World Health Organization (WHO), November 2010
"Levels of BPA in the human body are very low, indicating that BPA is not accumulated in the body and is rapidly eliminated."
World Health Organization (WHO), November 2010
"Studies pursued by FDA's National Center for Toxicological Research (NCTR) have shown no effects of BPA from low-dose exposure"
US Food and Drug Administration (FDA) website 2015
"The highest estimates for aggregated exposure to BPA from both dietary and non-dietary sources are 3 to 5 times lower than the TDI, depending on the age group."
EFSA fact sheet, January 2015
"BPA poses no health risk to consumers of any age group at current exposure levels"
EFSA press release January 2015
"An adequate margin of safety exists for BPA at current levels of exposure from food contact uses, for infants and adults"
US Food and Drug Administration (FDA), January 2010
"The highest estimates for aggregated exposure to BPA from both dietary and non-dietary sources are 3 to 5 times lower than the TDI, depending on the age group."
EFSA fact sheet, January 2015
"Studies pursued by FDA's National Center for Toxicological Research (NCTR) have shown no effects of BPA from low-dose exposure"
US Food and Drug Administration (FDA) website 2015

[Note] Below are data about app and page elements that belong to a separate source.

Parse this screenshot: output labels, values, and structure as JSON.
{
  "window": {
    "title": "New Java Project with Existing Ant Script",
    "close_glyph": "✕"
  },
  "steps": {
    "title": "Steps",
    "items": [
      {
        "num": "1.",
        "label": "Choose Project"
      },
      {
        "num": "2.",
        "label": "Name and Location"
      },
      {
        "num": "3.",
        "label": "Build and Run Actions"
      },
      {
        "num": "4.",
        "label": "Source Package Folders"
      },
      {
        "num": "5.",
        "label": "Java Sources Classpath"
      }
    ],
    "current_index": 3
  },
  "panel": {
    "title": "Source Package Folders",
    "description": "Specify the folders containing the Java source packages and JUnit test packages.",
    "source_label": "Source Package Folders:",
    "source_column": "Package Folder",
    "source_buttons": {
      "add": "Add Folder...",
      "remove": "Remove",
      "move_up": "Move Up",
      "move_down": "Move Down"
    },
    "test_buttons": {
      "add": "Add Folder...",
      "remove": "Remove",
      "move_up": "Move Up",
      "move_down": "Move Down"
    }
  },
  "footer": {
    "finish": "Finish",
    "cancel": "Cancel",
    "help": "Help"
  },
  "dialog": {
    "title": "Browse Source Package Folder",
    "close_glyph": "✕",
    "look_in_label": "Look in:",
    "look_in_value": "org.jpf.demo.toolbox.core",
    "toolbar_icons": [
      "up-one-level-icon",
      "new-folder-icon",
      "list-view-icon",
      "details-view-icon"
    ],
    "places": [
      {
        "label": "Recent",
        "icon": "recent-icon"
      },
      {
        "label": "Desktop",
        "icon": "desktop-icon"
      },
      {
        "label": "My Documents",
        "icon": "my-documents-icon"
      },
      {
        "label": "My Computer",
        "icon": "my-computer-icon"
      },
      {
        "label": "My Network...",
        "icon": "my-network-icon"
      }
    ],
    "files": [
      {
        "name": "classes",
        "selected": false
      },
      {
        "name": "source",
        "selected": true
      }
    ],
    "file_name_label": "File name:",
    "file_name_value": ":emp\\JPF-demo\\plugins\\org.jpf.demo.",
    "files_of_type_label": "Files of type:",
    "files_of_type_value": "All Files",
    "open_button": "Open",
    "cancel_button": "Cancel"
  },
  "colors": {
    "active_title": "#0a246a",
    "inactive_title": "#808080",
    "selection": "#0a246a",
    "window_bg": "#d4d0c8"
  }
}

Bisphenol-A in Polycarbonates

Polycarbonate plastic is the main use for bisphenol A (BPA), accounting for nearly 70% of total BPA production. Polycarbonate plastic is often selected because of its unique combination of properties, such as clarity, durability, safety, versatility and its heat and shatter-resistance, which are critical for many applications, such as spectacle lenses or medical equipment.

Some of the common applications of polycarbonate plastic include:

  • CDs, DVDs, Blu-Ray and other discs
  • Roof lights
  • Covers for solar panels
  • Security glazing, e.g. transparent cabins for ski lifts
  • Roof modules in cars
  • Safety goggles and protective visors
  • Helmets
  • Sunglasses
  • Reusable water bottles
  • Roofs of sport stadiums
  • Safety hats
 
  • Medical equipment (blood oxygenators, respirators, dialysers, single-use operating instruments)
  • Housings for electronic equipment (cell phones, cameras, hairdryers, computers, TVs, coffee makers)
  • Electrical kettles
  • Plug connectors
  • Electrical equipment, such as plug connections or switches
  • Headlamps and bumpers in cars
  • Conservatory or green house glazing

 

For more information on applications, please download our fact sheet on applications.


* Please note that the website is currently being updated